A whitepaper on the process from Virent estimates that this process will be cost effective at crude oil prices greater than $60 per bbl.
Unlike traditional biocatalytic processes (like ethanol production), which are limited to working with only one specific carbohydrate, APF is able to convert a broad range of carbohydrates into liquid fuels. That means it can use almost any kind of plant as a source, once it's reduced to water solubable form. The biomass could be corn stalks, straw, seed hulls, wood chips, sawdust, or even farm manure. It could also be purpose-grown biomass crops, such as alfalfa, switchgrass, miscanthus, or poplar. Many such biomass crops can be grown on marginal land unsuitable for grain production, thus limiting the impact on food prices.
The first step is to process the biomass to extract the sugars and starches they contain, using currently available processes. Wood, for example, undergoes pretreatment to separate cellulose, hemicellulose, and lignin. The cellulose and hemicellulose goes further down the processing line, while the lignin is burned in the processing plant to provide energy for the process.
Once separated, the carbohydrates undergo hydrogenation or hydrogenolysis, using either external hydrogen and/or hydrogen generated in the APR process itself. At this point, the the hydrolized carbohydrates are subjected to the APR process, which uses proprietary catalysts in a reactor at moderately high temperatures and pressures (450 to 575 K and 10 to 90 bar) to reform them into primary hydrocarbons such as ketones, alkanes, and aromatics. Further processing into fuel is analogous to the crude oil refining process.

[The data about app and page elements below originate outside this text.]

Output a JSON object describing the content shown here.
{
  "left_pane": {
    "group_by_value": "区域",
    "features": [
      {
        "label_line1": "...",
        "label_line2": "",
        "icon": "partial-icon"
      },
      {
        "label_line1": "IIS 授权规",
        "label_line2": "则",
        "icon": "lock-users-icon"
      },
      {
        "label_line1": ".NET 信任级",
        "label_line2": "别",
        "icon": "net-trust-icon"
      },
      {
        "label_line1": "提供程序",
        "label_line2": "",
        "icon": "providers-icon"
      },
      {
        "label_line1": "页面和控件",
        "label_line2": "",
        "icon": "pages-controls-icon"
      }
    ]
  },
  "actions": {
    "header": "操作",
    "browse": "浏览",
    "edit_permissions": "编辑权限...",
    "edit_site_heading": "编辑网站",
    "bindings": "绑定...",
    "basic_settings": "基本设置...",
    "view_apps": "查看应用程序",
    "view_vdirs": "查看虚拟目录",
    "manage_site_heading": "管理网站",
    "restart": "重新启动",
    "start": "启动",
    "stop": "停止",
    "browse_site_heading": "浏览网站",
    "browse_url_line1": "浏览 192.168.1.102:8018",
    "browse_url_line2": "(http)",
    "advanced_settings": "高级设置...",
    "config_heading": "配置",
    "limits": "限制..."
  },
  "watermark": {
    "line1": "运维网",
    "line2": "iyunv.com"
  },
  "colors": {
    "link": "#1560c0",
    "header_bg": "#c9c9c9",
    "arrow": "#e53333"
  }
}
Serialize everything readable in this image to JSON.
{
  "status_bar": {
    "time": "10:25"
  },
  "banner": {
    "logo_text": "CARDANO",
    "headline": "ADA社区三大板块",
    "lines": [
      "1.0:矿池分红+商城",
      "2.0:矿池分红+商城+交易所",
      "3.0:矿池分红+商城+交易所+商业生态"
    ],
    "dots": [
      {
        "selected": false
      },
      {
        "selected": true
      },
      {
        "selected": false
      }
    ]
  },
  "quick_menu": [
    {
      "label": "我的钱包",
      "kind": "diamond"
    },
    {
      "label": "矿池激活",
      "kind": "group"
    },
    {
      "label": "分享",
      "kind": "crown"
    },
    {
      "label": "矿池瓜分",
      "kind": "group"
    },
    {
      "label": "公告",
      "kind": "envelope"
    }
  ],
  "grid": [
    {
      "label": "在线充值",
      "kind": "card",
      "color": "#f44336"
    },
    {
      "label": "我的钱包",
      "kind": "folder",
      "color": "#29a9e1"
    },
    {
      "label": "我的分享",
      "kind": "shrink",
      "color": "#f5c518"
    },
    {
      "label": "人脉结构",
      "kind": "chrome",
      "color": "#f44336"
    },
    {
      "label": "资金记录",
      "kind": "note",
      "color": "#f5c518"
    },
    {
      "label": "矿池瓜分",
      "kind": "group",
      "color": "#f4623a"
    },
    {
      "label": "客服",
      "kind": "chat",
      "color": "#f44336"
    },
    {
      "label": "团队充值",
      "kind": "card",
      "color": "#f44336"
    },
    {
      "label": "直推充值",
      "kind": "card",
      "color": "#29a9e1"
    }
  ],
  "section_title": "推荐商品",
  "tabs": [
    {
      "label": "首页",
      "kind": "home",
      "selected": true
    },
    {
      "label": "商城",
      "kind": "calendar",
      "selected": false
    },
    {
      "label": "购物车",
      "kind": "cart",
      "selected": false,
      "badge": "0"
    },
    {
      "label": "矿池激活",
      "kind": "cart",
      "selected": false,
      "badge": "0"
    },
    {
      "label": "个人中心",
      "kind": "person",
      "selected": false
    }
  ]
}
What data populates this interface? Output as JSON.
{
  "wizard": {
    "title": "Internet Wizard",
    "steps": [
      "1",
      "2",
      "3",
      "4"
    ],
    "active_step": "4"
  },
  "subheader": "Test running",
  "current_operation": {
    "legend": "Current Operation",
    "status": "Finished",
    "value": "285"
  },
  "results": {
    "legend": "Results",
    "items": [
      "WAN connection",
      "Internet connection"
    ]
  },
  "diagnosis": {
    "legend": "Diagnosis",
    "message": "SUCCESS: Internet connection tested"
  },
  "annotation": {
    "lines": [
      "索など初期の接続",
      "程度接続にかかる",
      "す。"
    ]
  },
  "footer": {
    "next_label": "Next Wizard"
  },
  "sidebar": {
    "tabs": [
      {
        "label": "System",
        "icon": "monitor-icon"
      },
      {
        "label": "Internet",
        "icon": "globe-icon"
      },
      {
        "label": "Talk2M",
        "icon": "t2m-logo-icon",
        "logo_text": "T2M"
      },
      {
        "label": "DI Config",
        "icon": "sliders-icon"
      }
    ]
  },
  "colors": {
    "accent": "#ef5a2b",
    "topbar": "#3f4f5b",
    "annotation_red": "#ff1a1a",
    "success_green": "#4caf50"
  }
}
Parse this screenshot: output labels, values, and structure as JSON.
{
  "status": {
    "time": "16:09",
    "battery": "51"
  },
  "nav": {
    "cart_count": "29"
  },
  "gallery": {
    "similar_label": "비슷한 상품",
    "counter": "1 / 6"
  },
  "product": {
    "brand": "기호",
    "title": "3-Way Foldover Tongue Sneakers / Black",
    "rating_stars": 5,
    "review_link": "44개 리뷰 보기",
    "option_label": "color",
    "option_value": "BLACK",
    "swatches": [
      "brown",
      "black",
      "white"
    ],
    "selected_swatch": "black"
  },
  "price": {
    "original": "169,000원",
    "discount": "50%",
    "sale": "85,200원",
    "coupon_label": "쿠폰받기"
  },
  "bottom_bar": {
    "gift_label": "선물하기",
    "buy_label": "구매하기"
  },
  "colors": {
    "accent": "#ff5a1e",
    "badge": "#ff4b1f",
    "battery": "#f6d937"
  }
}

Aren't we doing that now? What about ethanol?
Ethanol production has a number of drawbacks. Current ethanol biomass is almost all from corn, which is not very energy efficient (perhaps a 10-25% return on energy invested), and also also drives up the price of food. Cellulosic ethanol has the potential to use non-corn feedstocks and achieve greater energy returns, but the process is currently not mature. Ethanol is also less desirable than hydrocarbon for fuel, because it's partially oxygenated, which means it's more difficult to handle and store than gasoline, and carries less energy content per gallon.
The APR process produces deoxygenated hyrdocarbons, which have greater energy densities and can be transported and processed using the current fuel infrastructure.